(Task prompt):
How many lines in the data below include the word "Lets"? Respond with the number, nothing more.

(Given entries):
=== Begin Enclosure ===

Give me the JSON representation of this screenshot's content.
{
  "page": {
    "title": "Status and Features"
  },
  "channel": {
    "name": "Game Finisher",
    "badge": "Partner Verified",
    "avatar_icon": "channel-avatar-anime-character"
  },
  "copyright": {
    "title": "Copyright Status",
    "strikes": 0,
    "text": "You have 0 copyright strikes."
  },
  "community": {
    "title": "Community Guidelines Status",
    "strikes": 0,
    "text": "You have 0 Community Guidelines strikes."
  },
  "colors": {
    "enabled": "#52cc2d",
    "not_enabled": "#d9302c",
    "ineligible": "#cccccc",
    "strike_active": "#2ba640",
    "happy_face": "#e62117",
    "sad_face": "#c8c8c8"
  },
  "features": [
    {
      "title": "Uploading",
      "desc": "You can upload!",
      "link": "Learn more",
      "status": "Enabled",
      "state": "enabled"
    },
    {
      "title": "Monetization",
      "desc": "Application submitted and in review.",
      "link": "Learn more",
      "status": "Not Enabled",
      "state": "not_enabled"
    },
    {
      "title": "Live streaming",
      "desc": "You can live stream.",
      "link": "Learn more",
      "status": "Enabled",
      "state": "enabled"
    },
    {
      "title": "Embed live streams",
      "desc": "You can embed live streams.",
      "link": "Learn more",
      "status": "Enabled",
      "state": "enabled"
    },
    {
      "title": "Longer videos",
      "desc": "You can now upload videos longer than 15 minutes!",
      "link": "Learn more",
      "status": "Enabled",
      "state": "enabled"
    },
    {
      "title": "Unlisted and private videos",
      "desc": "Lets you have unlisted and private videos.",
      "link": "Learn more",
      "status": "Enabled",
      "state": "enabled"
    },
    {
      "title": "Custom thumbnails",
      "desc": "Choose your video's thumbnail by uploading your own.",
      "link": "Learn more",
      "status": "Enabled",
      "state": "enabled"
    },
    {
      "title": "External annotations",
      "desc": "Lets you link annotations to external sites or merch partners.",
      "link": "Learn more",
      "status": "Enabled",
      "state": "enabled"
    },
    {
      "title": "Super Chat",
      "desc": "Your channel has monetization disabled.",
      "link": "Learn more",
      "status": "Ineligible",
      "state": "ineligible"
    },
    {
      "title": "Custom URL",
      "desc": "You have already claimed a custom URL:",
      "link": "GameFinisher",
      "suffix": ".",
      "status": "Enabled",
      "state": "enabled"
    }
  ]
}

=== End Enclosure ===

(Completed task):
2